Brandt Snedeker flew halfway around the world in search of a Masters invite, but after one round of the Indonesian Masters it appears he'll likely return home empty-handed.

Snedeker made only two birdies during his opening round in Indonesia, shooting an even-par 72 that left him in a tie for 77th and 10 shots behind leader Justin Rose. This is the final OWGR-rated event of 2017, and as a result it has drawn several notable entrants, including Snedeker, who hope to crack the top 50 in the world rankings by year's end to secure a trip to Augusta National.

Full-field scores from the Indonesian Masters

Snedeker started the year ranked No. 28, but after missing five months because of injury he entered the week ranked No. 51 and is projected to slip even further by the end of the month. As a result, he likely needs a top-3 finish in order to secure a return to the Masters, which he has missed only once since 2007.

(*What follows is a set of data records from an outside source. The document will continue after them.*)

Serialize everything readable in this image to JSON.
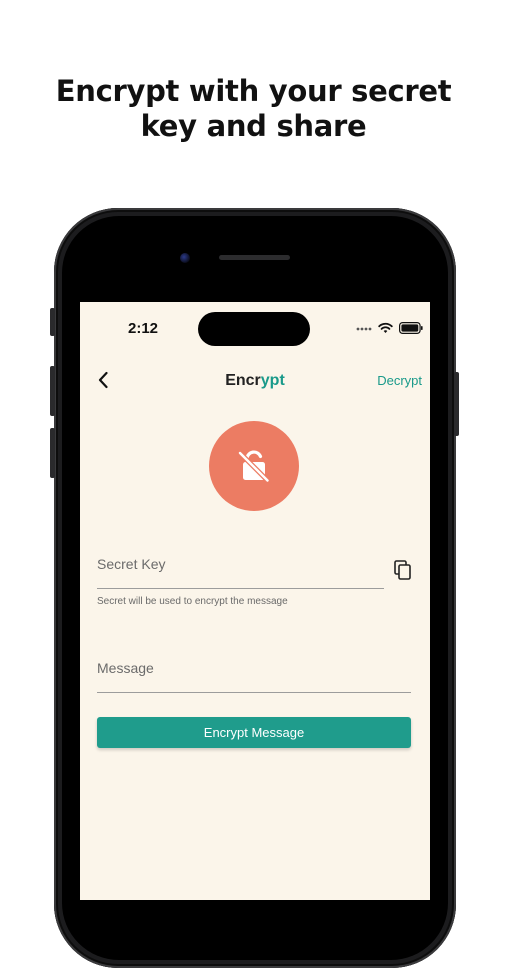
{
  "headline": {
    "line1": "Encrypt with your secret",
    "line2": "key and share"
  },
  "status_bar": {
    "time": "2:12"
  },
  "nav": {
    "title_part1": "Encr",
    "title_part2": "ypt",
    "right_action": "Decrypt"
  },
  "form": {
    "secret_key_label": "Secret Key",
    "secret_key_helper": "Secret will be used to encrypt the message",
    "message_label": "Message",
    "submit_label": "Encrypt Message"
  },
  "colors": {
    "accent": "#1a9a8a",
    "button": "#1f9c8c",
    "lock_circle": "#ec7c63",
    "screen_background": "#fbf5ea"
  },
  "icons": [
    "back-chevron-icon",
    "lock-off-icon",
    "copy-icon",
    "signal-icon",
    "wifi-icon",
    "battery-icon"
  ]
}
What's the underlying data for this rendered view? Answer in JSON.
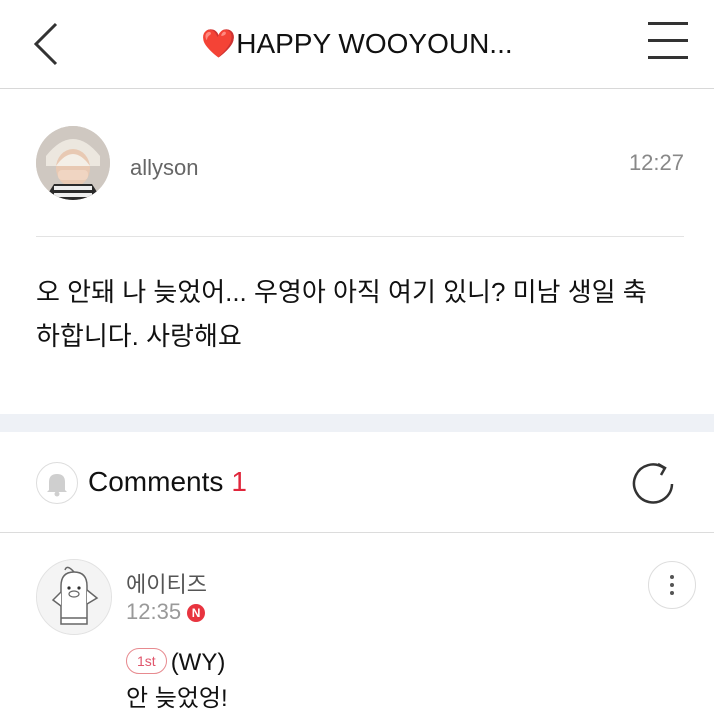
{
  "header": {
    "title_heart": "❤️",
    "title_text": "HAPPY WOOYOUN..."
  },
  "post": {
    "author": "allyson",
    "time": "12:27",
    "body_line1": "오 안돼 나 늦었어... 우영아 아직 여기 있니? 미남 생일 축",
    "body_line2": "하합니다. 사랑해요"
  },
  "comments": {
    "label": "Comments",
    "count": "1",
    "items": [
      {
        "author": "에이티즈",
        "time": "12:35",
        "new_badge": "N",
        "rank": "1st",
        "line1": "(WY)",
        "line2": "안 늦었엉!"
      }
    ]
  },
  "colors": {
    "accent": "#e0263b",
    "band": "#eef1f6"
  }
}
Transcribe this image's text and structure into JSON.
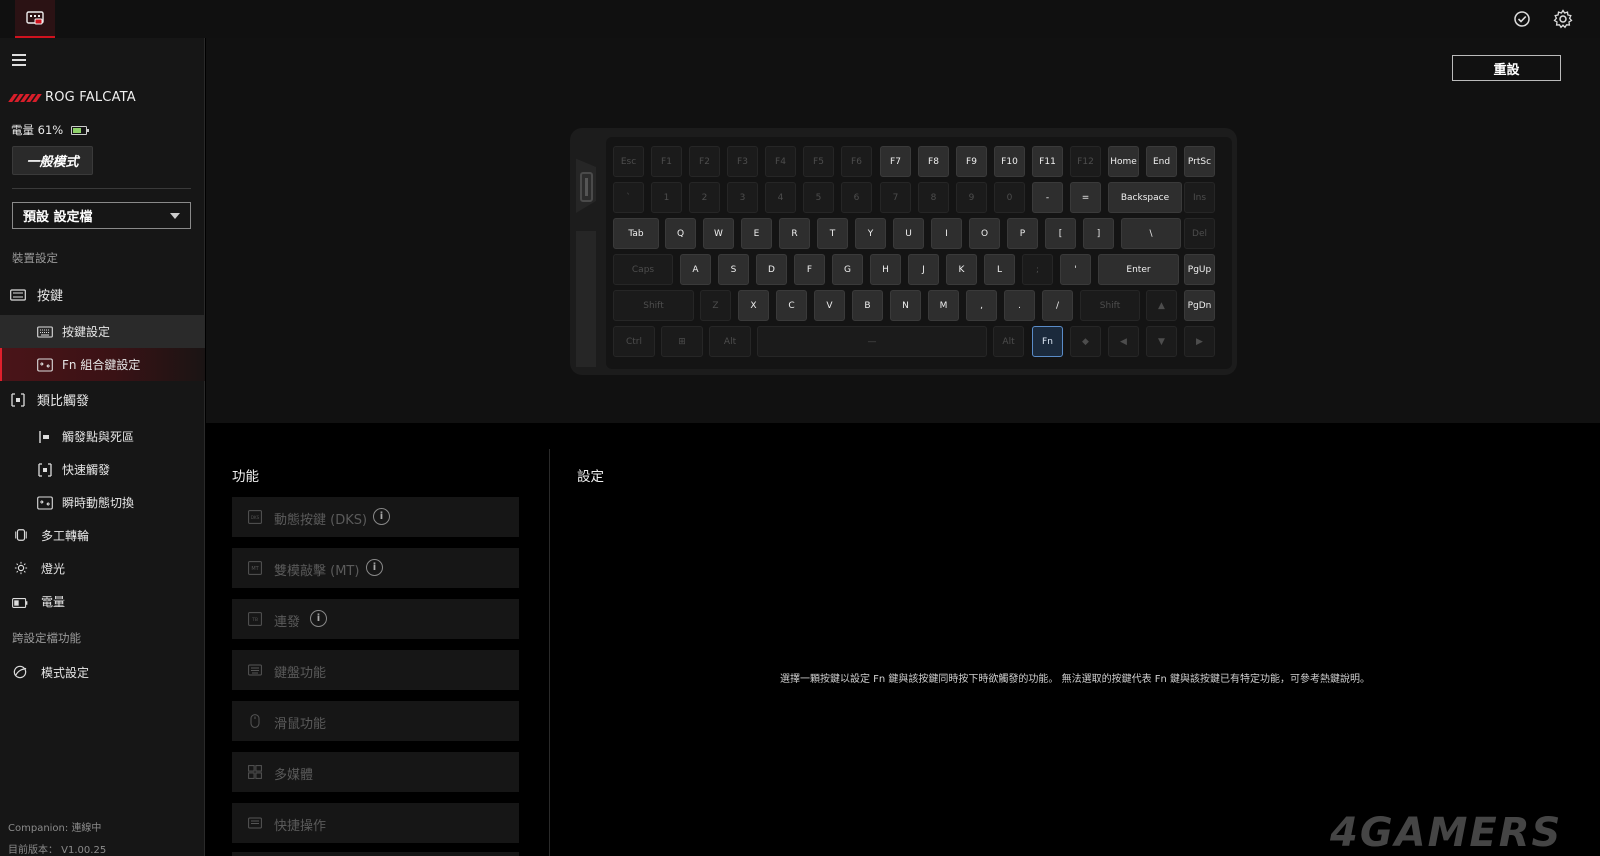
{
  "topbar": {
    "app_icon": "keyboard-device-icon",
    "right_icons": [
      "update-check-icon",
      "gear-icon"
    ]
  },
  "sidebar": {
    "device_name": "ROG FALCATA",
    "battery_label": "電量 61%",
    "battery_level": 0.61,
    "mode_button": "一般模式",
    "profile_select": "預設 設定檔",
    "section_device": "裝置設定",
    "section_cross": "跨設定檔功能",
    "items": [
      {
        "label": "按鍵",
        "icon": "keyboard-icon"
      },
      {
        "label": "按鍵設定",
        "icon": "keyboard-small-icon"
      },
      {
        "label": "Fn 組合鍵設定",
        "icon": "fn-combo-icon"
      },
      {
        "label": "類比觸發",
        "icon": "analog-trigger-icon"
      },
      {
        "label": "觸發點與死區",
        "icon": "actuation-point-icon"
      },
      {
        "label": "快速觸發",
        "icon": "rapid-trigger-icon"
      },
      {
        "label": "瞬時動態切換",
        "icon": "dynamic-switch-icon"
      },
      {
        "label": "多工轉輪",
        "icon": "dial-icon"
      },
      {
        "label": "燈光",
        "icon": "lighting-icon"
      },
      {
        "label": "電量",
        "icon": "battery-icon"
      },
      {
        "label": "模式設定",
        "icon": "mode-icon"
      }
    ],
    "footer_status": "Companion: 連線中",
    "footer_version": "目前版本： V1.00.25"
  },
  "keyboard": {
    "reset_button": "重設",
    "rows": [
      [
        {
          "l": "Esc",
          "d": true
        },
        {
          "l": "F1",
          "d": true
        },
        {
          "l": "F2",
          "d": true
        },
        {
          "l": "F3",
          "d": true
        },
        {
          "l": "F4",
          "d": true
        },
        {
          "l": "F5",
          "d": true
        },
        {
          "l": "F6",
          "d": true
        },
        {
          "l": "F7"
        },
        {
          "l": "F8"
        },
        {
          "l": "F9"
        },
        {
          "l": "F10"
        },
        {
          "l": "F11"
        },
        {
          "l": "F12",
          "d": true
        },
        {
          "l": "Home"
        },
        {
          "l": "End"
        },
        {
          "l": "PrtSc"
        }
      ],
      [
        {
          "l": "`",
          "d": true
        },
        {
          "l": "1",
          "d": true
        },
        {
          "l": "2",
          "d": true
        },
        {
          "l": "3",
          "d": true
        },
        {
          "l": "4",
          "d": true
        },
        {
          "l": "5",
          "d": true
        },
        {
          "l": "6",
          "d": true
        },
        {
          "l": "7",
          "d": true
        },
        {
          "l": "8",
          "d": true
        },
        {
          "l": "9",
          "d": true
        },
        {
          "l": "0",
          "d": true
        },
        {
          "l": "-"
        },
        {
          "l": "="
        },
        {
          "l": "Backspace"
        },
        {
          "l": "Ins",
          "d": true
        }
      ],
      [
        {
          "l": "Tab"
        },
        {
          "l": "Q"
        },
        {
          "l": "W"
        },
        {
          "l": "E"
        },
        {
          "l": "R"
        },
        {
          "l": "T"
        },
        {
          "l": "Y"
        },
        {
          "l": "U"
        },
        {
          "l": "I"
        },
        {
          "l": "O"
        },
        {
          "l": "P"
        },
        {
          "l": "["
        },
        {
          "l": "]"
        },
        {
          "l": "\\"
        },
        {
          "l": "Del",
          "d": true
        }
      ],
      [
        {
          "l": "Caps",
          "d": true
        },
        {
          "l": "A"
        },
        {
          "l": "S"
        },
        {
          "l": "D"
        },
        {
          "l": "F"
        },
        {
          "l": "G"
        },
        {
          "l": "H"
        },
        {
          "l": "J"
        },
        {
          "l": "K"
        },
        {
          "l": "L"
        },
        {
          "l": ";",
          "d": true
        },
        {
          "l": "'"
        },
        {
          "l": "Enter"
        },
        {
          "l": "PgUp"
        }
      ],
      [
        {
          "l": "Shift",
          "d": true
        },
        {
          "l": "Z",
          "d": true
        },
        {
          "l": "X"
        },
        {
          "l": "C"
        },
        {
          "l": "V"
        },
        {
          "l": "B"
        },
        {
          "l": "N"
        },
        {
          "l": "M"
        },
        {
          "l": ","
        },
        {
          "l": "."
        },
        {
          "l": "/"
        },
        {
          "l": "Shift",
          "d": true
        },
        {
          "l": "▲",
          "d": true
        },
        {
          "l": "PgDn"
        }
      ],
      [
        {
          "l": "Ctrl",
          "d": true
        },
        {
          "l": "⊞",
          "d": true
        },
        {
          "l": "Alt",
          "d": true
        },
        {
          "l": "—",
          "d": true
        },
        {
          "l": "Alt",
          "d": true
        },
        {
          "l": "Fn",
          "sel": true
        },
        {
          "l": "◆",
          "d": true
        },
        {
          "l": "◀",
          "d": true
        },
        {
          "l": "▼",
          "d": true
        },
        {
          "l": "▶",
          "d": true
        }
      ]
    ]
  },
  "function_panel": {
    "title": "功能",
    "items": [
      {
        "label": "動態按鍵 (DKS)",
        "icon": "dks-icon",
        "info": true
      },
      {
        "label": "雙模敲擊 (MT)",
        "icon": "mt-icon",
        "info": true
      },
      {
        "label": "連發",
        "icon": "turbo-icon",
        "info": true
      },
      {
        "label": "鍵盤功能",
        "icon": "keyboard-function-icon",
        "info": false
      },
      {
        "label": "滑鼠功能",
        "icon": "mouse-icon",
        "info": false
      },
      {
        "label": "多媒體",
        "icon": "multimedia-icon",
        "info": false
      },
      {
        "label": "快捷操作",
        "icon": "shortcut-icon",
        "info": false
      }
    ],
    "info_glyph": "i"
  },
  "settings_panel": {
    "title": "設定",
    "hint": "選擇一顆按鍵以設定 Fn 鍵與該按鍵同時按下時欲觸發的功能。 無法選取的按鍵代表 Fn 鍵與該按鍵已有特定功能，可參考熱鍵說明。"
  },
  "watermark": "4GAMERS"
}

World No. 55 Dylan Frittelli also struggled, shooting a 4-over 76 in the opening round, while No. 56 Kiradech Aphibarnrat is tied for 14th at 4 under. Yusaku Miyazato, currently 58th in the world, is tied for ninth and five shots behind Rose.

Should Snedeker and the other hopefuls fail to crack the top 50 by the end of the year, two paths to the Masters remain: win a full-point event on the PGA Tour in early 2018 or be inside the top 50 in the world rankings when the final cutoff is made on March 25.